The ministry aims to explore the possibilities of quantum technology in the country’s defense strategy.
Quantum computing technology is very different from the computers we use in our daily life. Theoretically, future quantum computers will be able to solve complex data and billions of combinations much faster that normal computers have difficulty deciphering and sometimes cannot decipher at all.
While units are expressed with 0 and 1 in the binary coding system in computers we use at home and at work, quantum computers work with a coding system known as qubits. In the qubit system, the computer can represent both values as well as taking the value 0 and 1. This process is called “superposition”.
Experts think that quantum technology could revolutionize many areas, but because today’s quantum computers are difficult to maintain and are few in number, this technology is not widely used yet.
The quantum computer developed by Orca, on the other hand, shows promise at this point, eliminating the need for the qubit system inside the computer to be frozen and stored, thus making it easier to use.
The British Ministry of Defense will begin research with this PT-1 quantum computer developed by Orca, which can operate at room temperature and is smaller in size.
Stephen Till, who works at the Department’s Defense Science and Technology Laboratory, says it’s a “turning point.”
Richard Murray, General Manager of Orca Bilişim, says, “This is the first time we are experiencing this revolutionary new technology to be applied in this way, we can work with real computer hardware.”
OPTIMIZATION CAN SOLUTION TO VERY IMPORTANT PROBLEMS
BBC Technology Correspondent Zoe Kleinman says that quantum technology promises to solve big problems that today’s computers cannot solve. Kleinman cites the climate crisis and health innovations as examples.
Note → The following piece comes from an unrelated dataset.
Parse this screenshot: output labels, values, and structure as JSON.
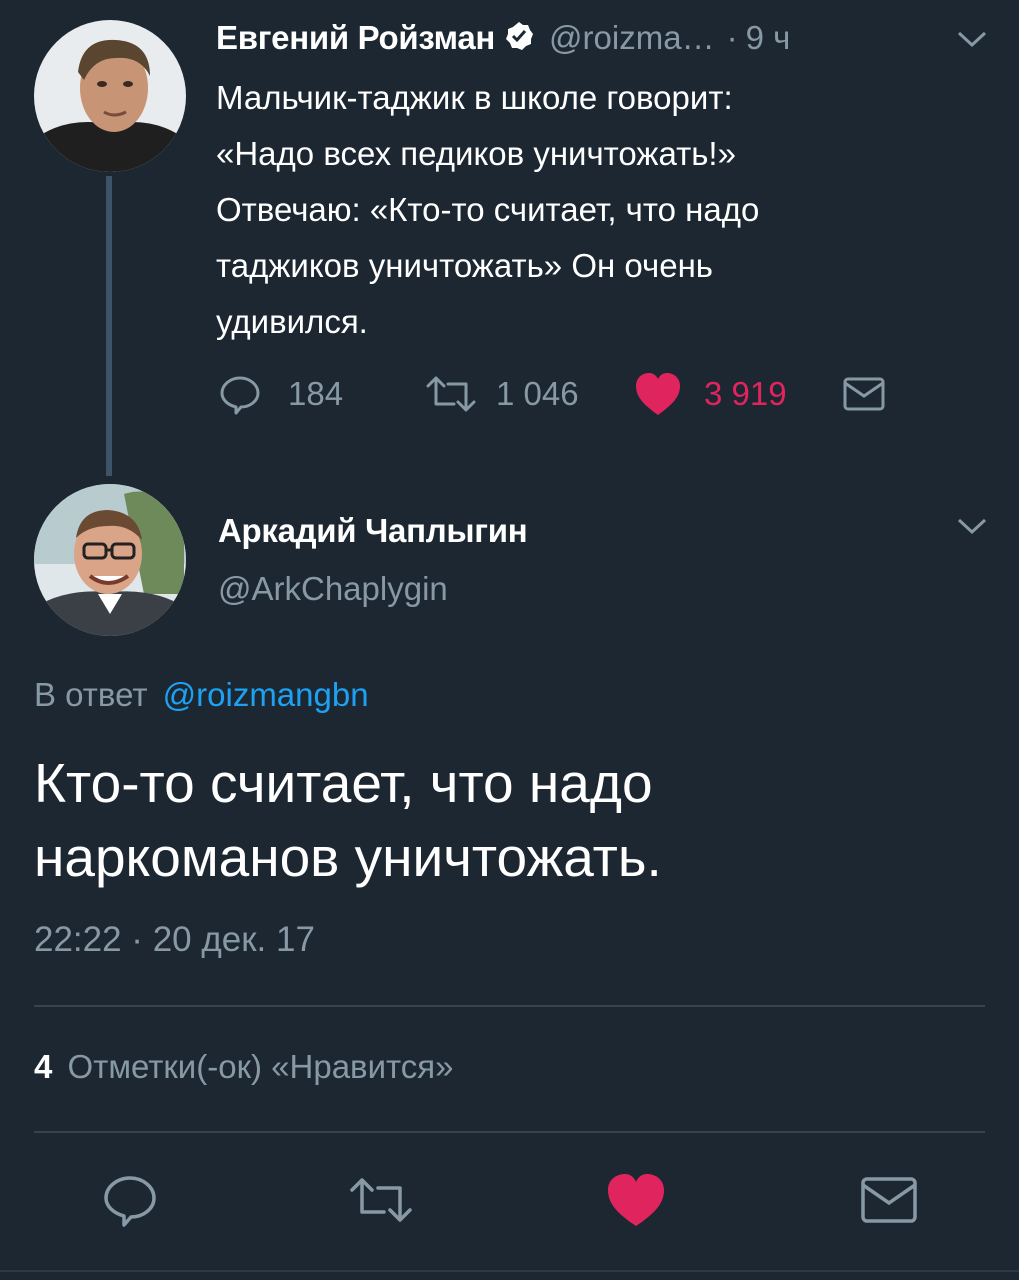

Professor Winfried Hensinger, Head of the Sussex Center for Quantum Technologies at the University of Sussex, says it will take a long time to realize the potential of quantum technology.
“Quantum computers can’t solve real problems yet. For now, we’re just exploring what it might be like to work on a full-size, real quantum computer,” says Hensinger.
On the other hand, Hensinger emphasizes that the Ministry of Defense’s investments and research in the field of quantum are important.
“As you can imagine, the optimization that can be achieved with quantum technology in the defense field can be a solution to very important problems,” Hensinger says.